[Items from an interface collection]
━━━━
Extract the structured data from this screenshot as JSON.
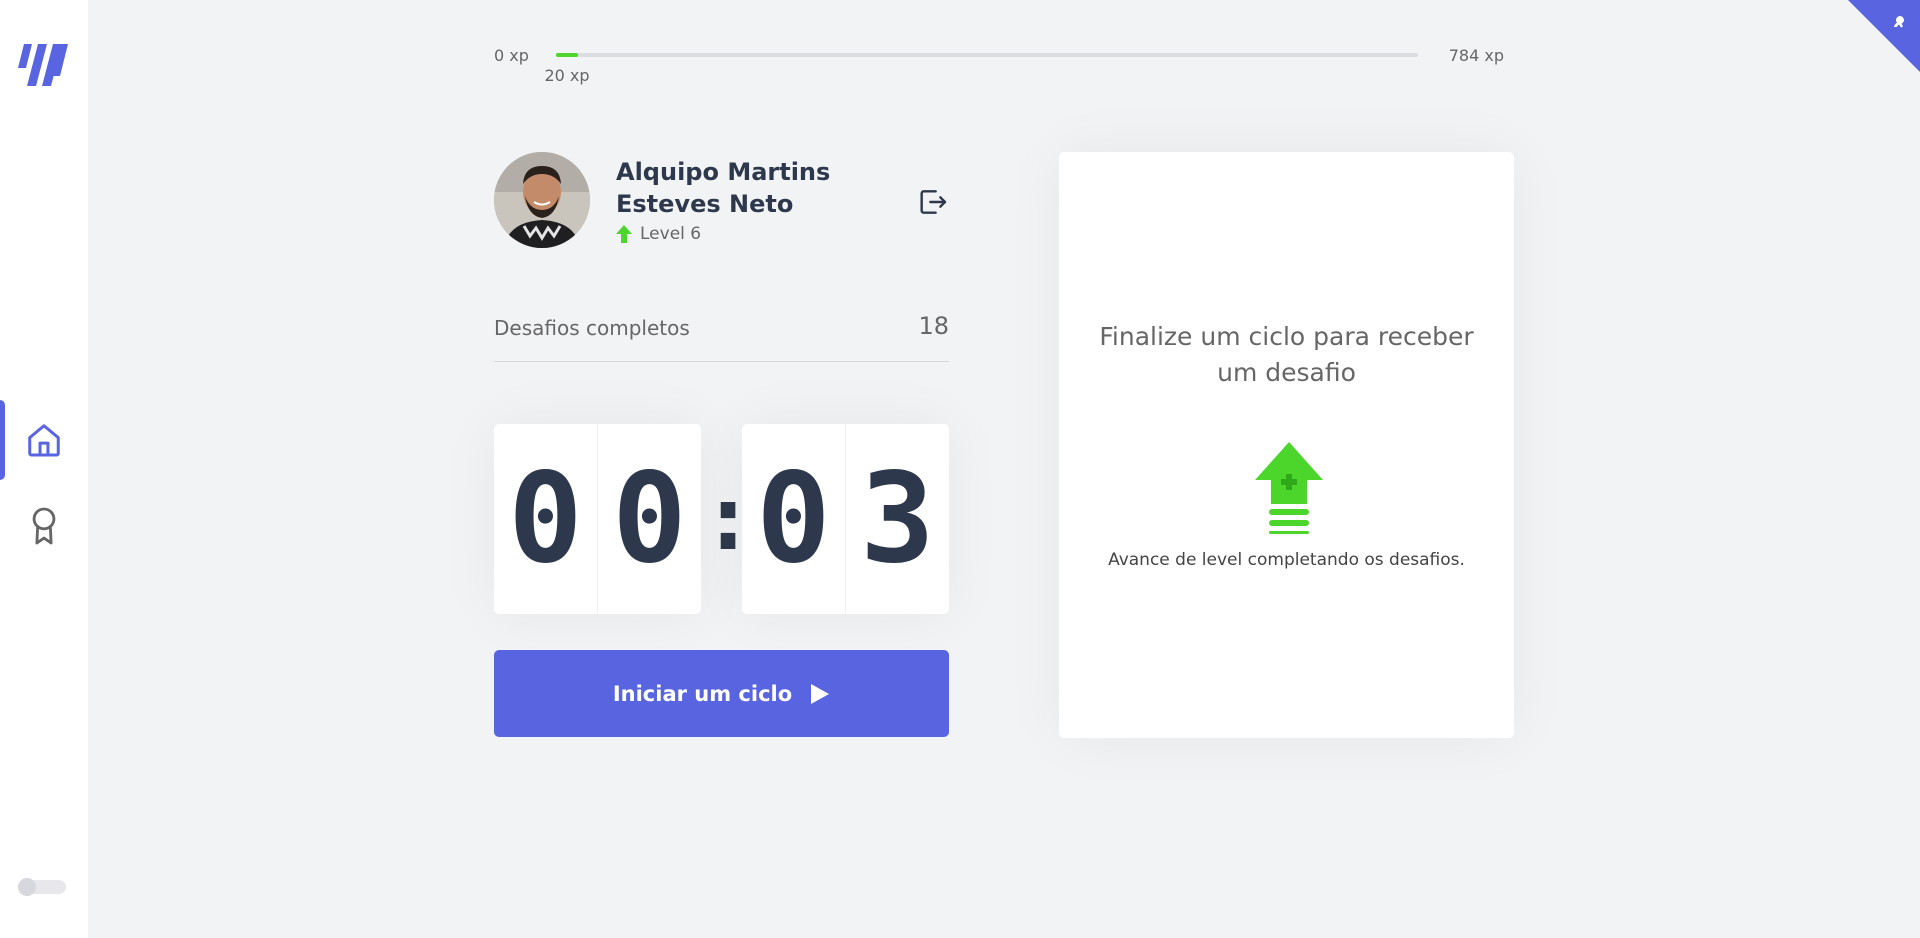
{
  "sidebar": {
    "logo_icon": "moveit-logo-icon",
    "nav": [
      {
        "name": "home",
        "icon": "home-icon",
        "active": true
      },
      {
        "name": "leaderboard",
        "icon": "award-icon",
        "active": false
      }
    ],
    "theme_toggle_on": false
  },
  "xp": {
    "start_label": "0 xp",
    "end_label": "784 xp",
    "current_label": "20 xp",
    "current_value": 20,
    "max_value": 784
  },
  "profile": {
    "name": "Alquipo Martins Esteves Neto",
    "level_label": "Level 6",
    "level_icon": "level-up-arrow-icon",
    "logout_icon": "logout-icon"
  },
  "challenges": {
    "label": "Desafios completos",
    "count": "18"
  },
  "countdown": {
    "minute_left": "0",
    "minute_right": "0",
    "separator": ":",
    "second_left": "0",
    "second_right": "3"
  },
  "start_button": {
    "label": "Iniciar um ciclo",
    "icon": "play-icon"
  },
  "challenge_box": {
    "title": "Finalize um ciclo para receber um desafio",
    "icon": "level-up-icon",
    "text": "Avance de level completando os desafios."
  },
  "colors": {
    "accent": "#5965e0",
    "green": "#4cd62b",
    "text": "#666666",
    "title": "#2e384d",
    "background": "#f2f3f5"
  }
}
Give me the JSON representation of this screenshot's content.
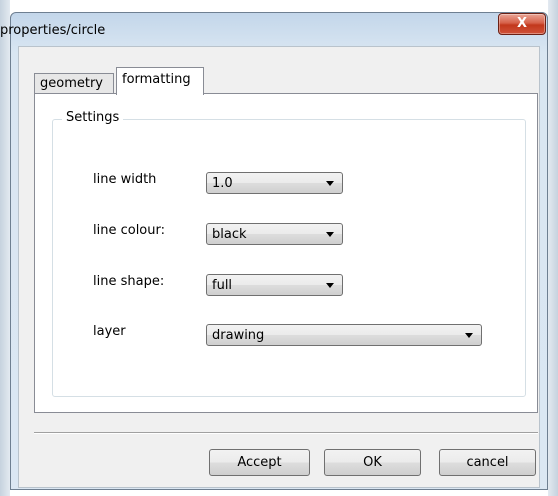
{
  "window": {
    "title": "properties/circle",
    "close_label": "X"
  },
  "tabs": [
    {
      "label": "geometry",
      "active": false
    },
    {
      "label": "formatting",
      "active": true
    }
  ],
  "settings": {
    "group_label": "Settings",
    "line_width": {
      "label": "line width",
      "value": "1.0"
    },
    "line_colour": {
      "label": "line colour:",
      "value": "black"
    },
    "line_shape": {
      "label": "line shape:",
      "value": "full"
    },
    "layer": {
      "label": "layer",
      "value": "drawing"
    }
  },
  "buttons": {
    "accept": "Accept",
    "ok": "OK",
    "cancel": "cancel"
  }
}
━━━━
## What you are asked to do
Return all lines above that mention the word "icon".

## Output for this task
    "logo_icon": "moveit-logo-icon",
        "icon": "home-icon",
        "icon": "award-icon",
    "level_icon": "level-up-arrow-icon",
    "logout_icon": "logout-icon"
    "icon": "play-icon"
    "icon": "level-up-icon",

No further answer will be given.